Many people in Missouri and across the country love their pets like their own children. As such, what happens to them following a divorce is an important consideration. In addition to who the pet lives with, who pays for the pet's bills is also an important question as the spending on pets has nearly doubled over the course of the last 10 years. Though courts have previously viewed animals as property, laws and attitudes are starting to shift.
In 1995, a judge in another state set the precedent regarding the treatment of animals during divorce. In a ruling, he claimed that pets are property, and, as such, judges do not have the authority to create a custody arrangement and visitation schedule. However, in the last two years, three states have enacted laws giving judges more leeway to consider the best interests of an animal.
When a custody and visitation plan is created for a pet as part of divorce proceedings, there are many factors that must be addressed beyond who has the pet. For example, most couples address who will be responsible for paying for routine and emergency medical care or who will provide care for the animal if the person with which the pet is scheduled to be is out of town? While pet owners are often as passionate about their pets as they are about their children, there are some options to help settle many of these questions without conflict.
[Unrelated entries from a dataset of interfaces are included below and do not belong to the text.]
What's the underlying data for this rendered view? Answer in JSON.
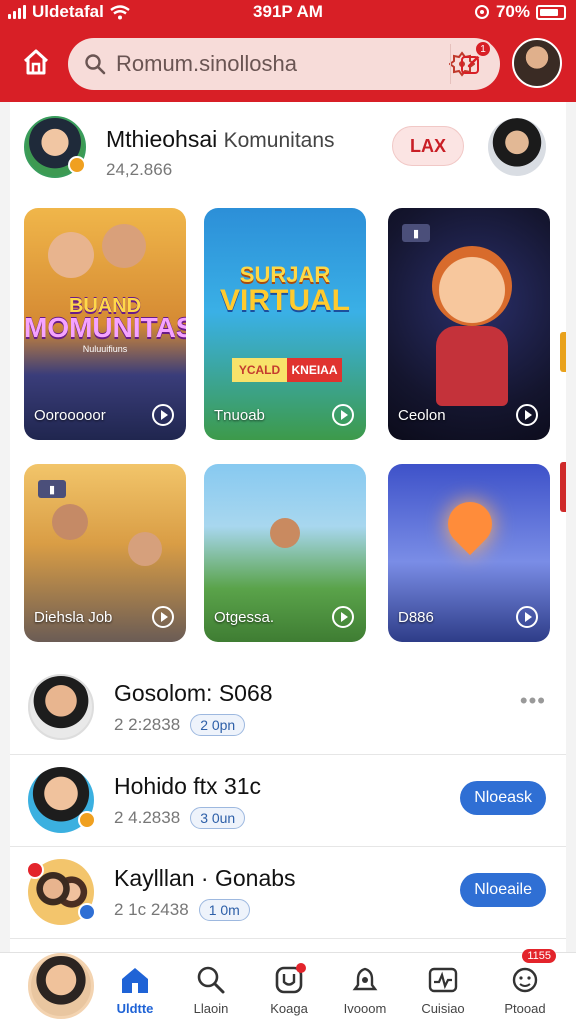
{
  "status_bar": {
    "carrier": "Uldetafal",
    "time": "391P AM",
    "battery": "70%"
  },
  "header": {
    "search_text": "Romum.sinollosha",
    "edit_badge": "1"
  },
  "featured": {
    "name": "Mthieohsai",
    "subtitle": "Komunitans",
    "count": "24,2.866",
    "tag": "LAX"
  },
  "tiles": [
    {
      "title_top": "BUAND",
      "title_main": "MOMUNITAS",
      "small": "Nuluuifiuns",
      "label": "Oorooooor"
    },
    {
      "title_top": "SURJAR",
      "title_main": "VIRTUAL",
      "banner_a": "YCALD",
      "banner_b": "KNEIAA",
      "label": "Tnuoab"
    },
    {
      "label": "Ceolon"
    },
    {
      "label": "Diehsla Job"
    },
    {
      "label": "Otgessa."
    },
    {
      "label": "D886"
    }
  ],
  "list": [
    {
      "name": "Gosolom: S068",
      "count": "2 2:2838",
      "pill": "2 0pn"
    },
    {
      "name": "Hohido ftx 31c",
      "count": "2 4.2838",
      "pill": "3 0un",
      "action": "Nloeask"
    },
    {
      "name": "Kaylllan · Gonabs",
      "count": "2 1c 2438",
      "pill": "1 0m",
      "action": "Nloeaile"
    }
  ],
  "nav": [
    {
      "label": "Uldtte"
    },
    {
      "label": "Llaoin"
    },
    {
      "label": "Koaga"
    },
    {
      "label": "Ivooom"
    },
    {
      "label": "Cuisiao"
    },
    {
      "label": "Ptooad",
      "badge": "1155"
    }
  ],
  "colors": {
    "brand_red": "#d81f26",
    "accent_blue": "#2f6fd4"
  }
}
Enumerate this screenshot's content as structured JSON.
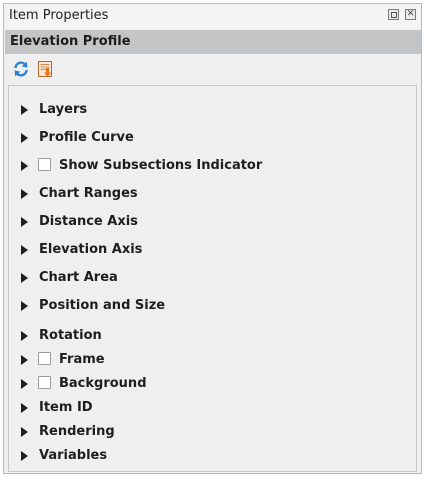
{
  "window": {
    "title": "Item Properties",
    "float_icon": "float-window-icon",
    "close_icon": "close-icon",
    "close_glyph": "✕"
  },
  "header": {
    "title": "Elevation Profile"
  },
  "toolbar": {
    "buttons": [
      {
        "icon": "refresh-icon"
      },
      {
        "icon": "export-data-icon"
      }
    ]
  },
  "sections": [
    {
      "label": "Layers",
      "checkbox": false
    },
    {
      "label": "Profile Curve",
      "checkbox": false
    },
    {
      "label": "Show Subsections Indicator",
      "checkbox": true,
      "checked": false
    },
    {
      "label": "Chart Ranges",
      "checkbox": false
    },
    {
      "label": "Distance Axis",
      "checkbox": false
    },
    {
      "label": "Elevation Axis",
      "checkbox": false
    },
    {
      "label": "Chart Area",
      "checkbox": false
    },
    {
      "label": "Position and Size",
      "checkbox": false
    },
    {
      "label": "Rotation",
      "checkbox": false
    },
    {
      "label": "Frame",
      "checkbox": true,
      "checked": false
    },
    {
      "label": "Background",
      "checkbox": true,
      "checked": false
    },
    {
      "label": "Item ID",
      "checkbox": false
    },
    {
      "label": "Rendering",
      "checkbox": false
    },
    {
      "label": "Variables",
      "checkbox": false
    }
  ],
  "colors": {
    "header_bg": "#c4c5c7",
    "panel_bg": "#efeff0",
    "refresh_blue": "#2b7fd3",
    "export_orange": "#e8741c"
  }
}
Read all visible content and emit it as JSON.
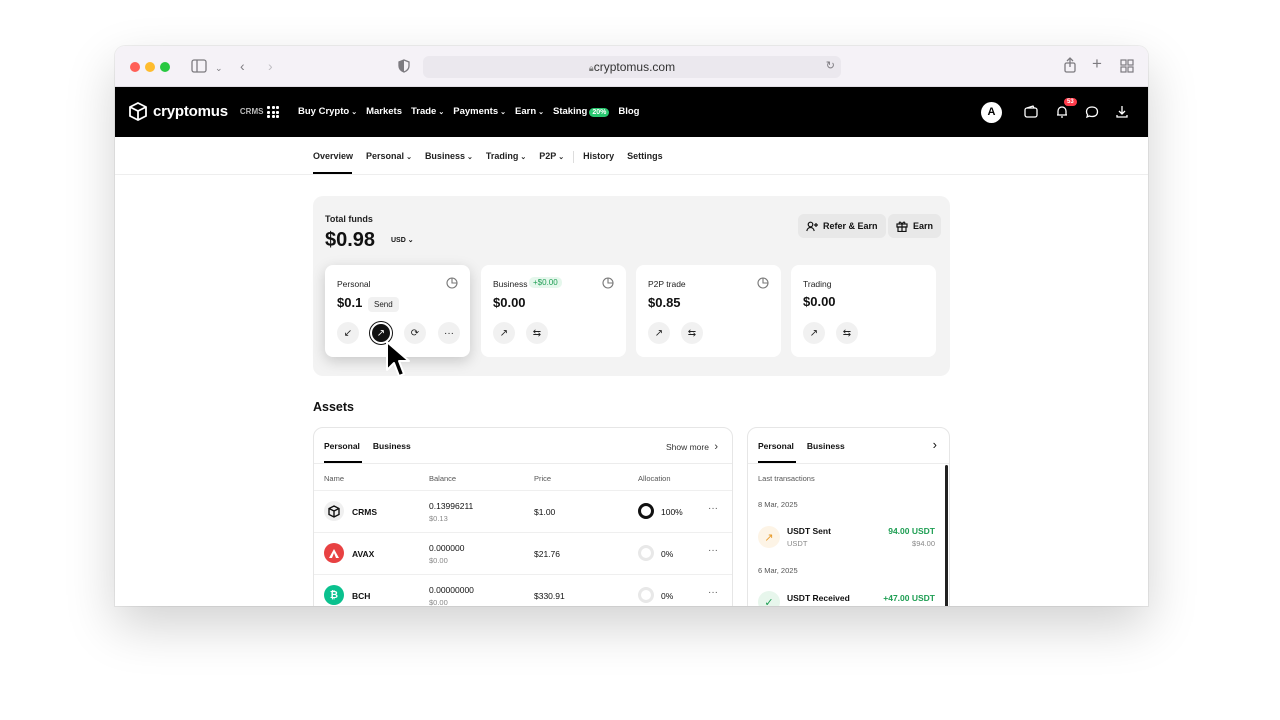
{
  "browser": {
    "url": "cryptomus.com"
  },
  "topnav": {
    "brand": "cryptomus",
    "brand_tag": "CRMS",
    "links": [
      {
        "label": "Buy Crypto",
        "has_menu": true
      },
      {
        "label": "Markets",
        "has_menu": false
      },
      {
        "label": "Trade",
        "has_menu": true
      },
      {
        "label": "Payments",
        "has_menu": true
      },
      {
        "label": "Earn",
        "has_menu": true
      },
      {
        "label": "Staking",
        "has_menu": false,
        "badge": "20%"
      },
      {
        "label": "Blog",
        "has_menu": false
      }
    ],
    "avatar_letter": "A",
    "notification_count": "53"
  },
  "subnav": {
    "items": [
      "Overview",
      "Personal",
      "Business",
      "Trading",
      "P2P",
      "History",
      "Settings"
    ],
    "active": "Overview"
  },
  "funds": {
    "label": "Total funds",
    "value": "$0.98",
    "currency": "USD",
    "refer_label": "Refer & Earn",
    "earn_label": "Earn",
    "cards": [
      {
        "label": "Personal",
        "value": "$0.1",
        "delta": ""
      },
      {
        "label": "Business",
        "value": "$0.00",
        "delta": "+$0.00"
      },
      {
        "label": "P2P trade",
        "value": "$0.85",
        "delta": ""
      },
      {
        "label": "Trading",
        "value": "$0.00",
        "delta": ""
      }
    ],
    "tooltip": "Send"
  },
  "assets": {
    "title": "Assets",
    "tabs": [
      "Personal",
      "Business"
    ],
    "show_more": "Show more",
    "columns": [
      "Name",
      "Balance",
      "Price",
      "Allocation"
    ],
    "rows": [
      {
        "name": "CRMS",
        "balance": "0.13996211",
        "balance_usd": "$0.13",
        "price": "$1.00",
        "allocation": "100%",
        "allocation_fraction": 1.0,
        "color": "#f0f0f0"
      },
      {
        "name": "AVAX",
        "balance": "0.000000",
        "balance_usd": "$0.00",
        "price": "$21.76",
        "allocation": "0%",
        "allocation_fraction": 0.0,
        "color": "#e84142"
      },
      {
        "name": "BCH",
        "balance": "0.00000000",
        "balance_usd": "$0.00",
        "price": "$330.91",
        "allocation": "0%",
        "allocation_fraction": 0.0,
        "color": "#0ac18e"
      }
    ]
  },
  "transactions": {
    "tabs": [
      "Personal",
      "Business"
    ],
    "heading": "Last transactions",
    "groups": [
      {
        "date": "8 Mar, 2025",
        "title": "USDT Sent",
        "sub": "USDT",
        "amount": "94.00 USDT",
        "amount_usd": "$94.00"
      },
      {
        "date": "6 Mar, 2025",
        "title": "USDT Received",
        "sub": "",
        "amount": "+47.00 USDT",
        "amount_usd": ""
      }
    ]
  }
}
Prior to the wedding, a couple can create a prenuptial agreement which can, among many other things, determine pet custody and bill division in the event of a divorce. Some people in Missouri also choose to go the mediation route, which is often a less continuous process that happens between the couple and a neutral third-party. For all of these options, an attorney with experience with family law can help pet owners ensure that the needs of their pets are met even when owners are no longer in a romantic relationship.